I don't know if this ever rose to the level of a diplomatic incident, but it was much discussed. Britain's self-esteem in 1970 was at a low point. She'd lost her empire, twice been rejected for membership of the European Common Market, and was coming to believe that her manufactured products, deckchairs I guess included, were not very good.
Reading up Salazar to prepare this podcast, I see that a school of revisionist historians has come up arguing that the deckchair story was a fake, to prevent unnecessary embarrassment to the dictator. In fact, these historians say, Salazar had fallen in the bathtub.
I don't know what current scholarship is on the truth or falsehood of the deckchair story; and my mental peace will be very little disturbed if I never find out.
Item: I don't say much about the covid panic because I find the entire topic inexpressibly boring. The hysteria about covid is wildly overblown; and yes, I understand that politicians are playing it up for all they're worth, as a lever to deprive us of yet more of our old liberties.
Plenty of commentators are covering all that, and I leave you in their hands. For myself, I persevere in my own native fatalism. Covid's an infectious disease. You might get it. You might die. Someone you love might die. The odds are small, though; on the list of things you should be worrying about, covid isn't very high.

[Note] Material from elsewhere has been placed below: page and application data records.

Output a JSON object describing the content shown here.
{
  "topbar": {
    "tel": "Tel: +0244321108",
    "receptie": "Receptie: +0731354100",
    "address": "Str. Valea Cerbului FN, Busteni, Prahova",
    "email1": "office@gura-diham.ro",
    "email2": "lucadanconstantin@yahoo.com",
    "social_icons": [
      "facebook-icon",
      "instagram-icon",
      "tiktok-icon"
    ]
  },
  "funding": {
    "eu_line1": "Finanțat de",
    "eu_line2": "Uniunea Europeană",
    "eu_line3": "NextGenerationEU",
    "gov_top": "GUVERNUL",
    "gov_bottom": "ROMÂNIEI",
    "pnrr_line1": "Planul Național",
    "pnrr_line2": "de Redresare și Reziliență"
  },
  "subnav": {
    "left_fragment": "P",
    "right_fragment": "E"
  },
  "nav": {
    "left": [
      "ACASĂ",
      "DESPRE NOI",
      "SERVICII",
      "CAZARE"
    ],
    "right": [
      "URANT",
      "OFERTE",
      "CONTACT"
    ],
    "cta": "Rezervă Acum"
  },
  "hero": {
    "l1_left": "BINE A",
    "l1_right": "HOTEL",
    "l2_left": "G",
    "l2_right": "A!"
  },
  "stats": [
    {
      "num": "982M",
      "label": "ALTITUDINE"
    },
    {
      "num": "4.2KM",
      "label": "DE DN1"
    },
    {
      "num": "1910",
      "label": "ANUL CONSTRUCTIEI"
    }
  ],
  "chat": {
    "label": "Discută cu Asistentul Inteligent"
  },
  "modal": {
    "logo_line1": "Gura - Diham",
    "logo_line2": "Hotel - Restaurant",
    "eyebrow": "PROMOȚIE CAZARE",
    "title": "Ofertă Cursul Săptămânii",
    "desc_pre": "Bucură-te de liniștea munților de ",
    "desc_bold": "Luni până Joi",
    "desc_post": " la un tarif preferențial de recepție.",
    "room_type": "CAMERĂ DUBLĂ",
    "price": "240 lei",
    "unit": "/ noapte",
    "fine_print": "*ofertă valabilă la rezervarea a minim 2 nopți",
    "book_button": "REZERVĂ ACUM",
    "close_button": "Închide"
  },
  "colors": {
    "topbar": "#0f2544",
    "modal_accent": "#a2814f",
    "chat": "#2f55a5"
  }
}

Here's an illustration of that from The Washington Post, August 2nd. Headline: Washington, DC, murders surpass coronavirus deaths in July by nearly 3-to-1 ratio.
Yep: In the month of July there were 21 homicides in our nation's capital city, but only eight deaths from covid.
Hold on, I see a new tweet just come through from DC Mayor Muriel Bowser … Oh, never mind; it's just an update on her Boil Water Advisory. Gotta boil that water, you Washingtonians. You wouldn't want to be murdered without a flask of well-boiled water close at hand, would you?
Item: Under the wise and beneficent rule of our dear friend President Gurbanguly Berdymukhammedov, the citizens of Turkmenistan live full and happy lives. One thing, however, has been missing from their lives: musicals, as in Broadway musicals.
Cherishing their national independence and unique national character, the Turkmens of course don't want our musicals — Oklahoma!, My Fair Lady, The King and I, and such. They want to produce musicals of their own.
Up steps our own State Department. Quote from RealClearPolicy.com, July 30th, quote:
The U.S. Mission to Turkmenistan is paying $55,000 to send six theater and choir directors to the U.S. for 7 to 10 days to [inner quote] "participate in musical theater production workshops with their U.S. counterparts, observe productions of musicals, view at least one live musical and engage in follow-up virtual mentorship sessions with their U.S. colleagues." [End inner quote.]
I do hope these innocent Turkmen directors are given suitable models to work from. I should hate to hear that, after arriving back home, they had attempted to stage a production of Springtime for President Gurbanguly Berdymukhammedov. That might not end well.
07 — Signoff. That's all I have, ladies and gentlemen. Thank you for your time and attention.
For the Derbs' wedding anniversary, here's something suitable to play us out: the duet between Papageno and the Princess in Act One of Mozart's opera The Magic Flute.
Papageno the bird-man has just rescued the Princess from the clutches of evil Monostatos … Who, by the way, as well as being evil, in the original libretto is also black. I wonder how many modern productions of the opera that has survived into.
So Papageno and the Princess are taking a break after their escape and chatting about love. The chatting culminates in this beautiful duet.
Actually I'm just going to play you the last couple of minutes of the duet. The Princess sings: "Love sweetens every sorrow; every creature pays homage to it." Then Papageno sings: "It spices every day of our life; it works in the cycle of nature." Then they both sing together:
Its high purpose clearly proclaims
There will be more from Radio Derb next week.
[Music clip: Kiri Te Kanawa and Thomas Allen, "Bei Männern welche Liebe fühlen."]